**WORK ITEM:** Please repeat the records below exactly, skipping any pictures.

**EXERCISE INPUTS:**

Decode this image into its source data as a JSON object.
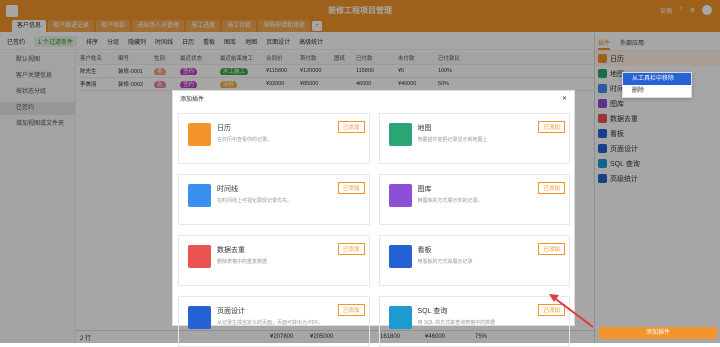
{
  "app": {
    "title": "装修工程项目管理",
    "user": "安佩",
    "tabs": [
      "客户信息",
      "客户跟进记录",
      "客户收款",
      "进出场人员管理",
      "施工进度",
      "施工付款",
      "采购申请和审批"
    ]
  },
  "toolbar": {
    "items": [
      "已签约",
      "1 个过滤条件",
      "排序",
      "分组",
      "隐藏列",
      "时间线",
      "日历",
      "看板",
      "图库",
      "地图",
      "页面设计",
      "高级统计"
    ]
  },
  "sidebar": {
    "views": [
      "默认视图",
      "客户关键信息",
      "按状态分组",
      "已签约",
      "增加视图或文件夹"
    ]
  },
  "grid": {
    "headers": [
      "客户姓名",
      "编号",
      "性别",
      "最近状态",
      "最近结束施工",
      "合同价",
      "首付款",
      "图纸",
      "已付款",
      "未付款",
      "已付款比"
    ],
    "rows": [
      [
        "陈先生",
        "装修-0001",
        "男",
        "签约",
        "木工施工",
        "¥115800",
        "¥120000",
        "",
        "115800",
        "¥0",
        "100%"
      ],
      [
        "李美丽",
        "装修-0002",
        "女",
        "签约",
        "涂料",
        "¥92000",
        "¥85000",
        "",
        "46000",
        "¥46000",
        "50%"
      ]
    ]
  },
  "footer": {
    "count": "2 行",
    "sum1": "¥207800",
    "sum2": "¥205000",
    "sum3": "161800",
    "sum4": "¥46000",
    "sum5": "75%"
  },
  "right": {
    "tabs": [
      "插件",
      "外部应用"
    ],
    "plugins": [
      "日历",
      "地图",
      "时间线",
      "图库",
      "数据去重",
      "看板",
      "页面设计",
      "SQL 查询",
      "高级统计"
    ],
    "menu": [
      "从工具栏中移除",
      "删除"
    ],
    "add": "添加插件"
  },
  "modal": {
    "title": "添加插件",
    "added": "已添加",
    "cards": [
      {
        "title": "日历",
        "desc": "在日历中查看你的记录。",
        "color": "#f3952a"
      },
      {
        "title": "地图",
        "desc": "地图插件能把记录显示到地图上",
        "color": "#2aa574"
      },
      {
        "title": "时间线",
        "desc": "在时间线上可视化展现记录优先。",
        "color": "#3b8ff0"
      },
      {
        "title": "图库",
        "desc": "用图库的方式展示你的记录。",
        "color": "#8c4fd6"
      },
      {
        "title": "数据去重",
        "desc": "删除表格中的重复数据",
        "color": "#ec5454"
      },
      {
        "title": "看板",
        "desc": "用看板的方式来展示记录",
        "color": "#2563d4"
      },
      {
        "title": "页面设计",
        "desc": "从记录生成自定义的页面，页面可转出为 PDF。",
        "color": "#2563d4"
      },
      {
        "title": "SQL 查询",
        "desc": "用 SQL 的方式来查询表格中的数据",
        "color": "#1d9bd1"
      }
    ]
  }
}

**FINISHED TASK:**
Decode this image into its source data as a JSON object.
{
  "app": {
    "title": "装修工程项目管理",
    "user": "安佩",
    "tabs": [
      "客户信息",
      "客户跟进记录",
      "客户收款",
      "进出场人员管理",
      "施工进度",
      "施工付款",
      "采购申请和审批"
    ]
  },
  "toolbar": {
    "items": [
      "已签约",
      "1 个过滤条件",
      "排序",
      "分组",
      "隐藏列",
      "时间线",
      "日历",
      "看板",
      "图库",
      "地图",
      "页面设计",
      "高级统计"
    ]
  },
  "sidebar": {
    "views": [
      "默认视图",
      "客户关键信息",
      "按状态分组",
      "已签约",
      "增加视图或文件夹"
    ]
  },
  "grid": {
    "headers": [
      "客户姓名",
      "编号",
      "性别",
      "最近状态",
      "最近结束施工",
      "合同价",
      "首付款",
      "图纸",
      "已付款",
      "未付款",
      "已付款比"
    ],
    "rows": [
      [
        "陈先生",
        "装修-0001",
        "男",
        "签约",
        "木工施工",
        "¥115800",
        "¥120000",
        "",
        "115800",
        "¥0",
        "100%"
      ],
      [
        "李美丽",
        "装修-0002",
        "女",
        "签约",
        "涂料",
        "¥92000",
        "¥85000",
        "",
        "46000",
        "¥46000",
        "50%"
      ]
    ]
  },
  "footer": {
    "count": "2 行",
    "sum1": "¥207800",
    "sum2": "¥205000",
    "sum3": "161800",
    "sum4": "¥46000",
    "sum5": "75%"
  },
  "right": {
    "tabs": [
      "插件",
      "外部应用"
    ],
    "plugins": [
      "日历",
      "地图",
      "时间线",
      "图库",
      "数据去重",
      "看板",
      "页面设计",
      "SQL 查询",
      "高级统计"
    ],
    "menu": [
      "从工具栏中移除",
      "删除"
    ],
    "add": "添加插件"
  },
  "modal": {
    "title": "添加插件",
    "added": "已添加",
    "cards": [
      {
        "title": "日历",
        "desc": "在日历中查看你的记录。",
        "color": "#f3952a"
      },
      {
        "title": "地图",
        "desc": "地图插件能把记录显示到地图上",
        "color": "#2aa574"
      },
      {
        "title": "时间线",
        "desc": "在时间线上可视化展现记录优先。",
        "color": "#3b8ff0"
      },
      {
        "title": "图库",
        "desc": "用图库的方式展示你的记录。",
        "color": "#8c4fd6"
      },
      {
        "title": "数据去重",
        "desc": "删除表格中的重复数据",
        "color": "#ec5454"
      },
      {
        "title": "看板",
        "desc": "用看板的方式来展示记录",
        "color": "#2563d4"
      },
      {
        "title": "页面设计",
        "desc": "从记录生成自定义的页面，页面可转出为 PDF。",
        "color": "#2563d4"
      },
      {
        "title": "SQL 查询",
        "desc": "用 SQL 的方式来查询表格中的数据",
        "color": "#1d9bd1"
      }
    ]
  }
}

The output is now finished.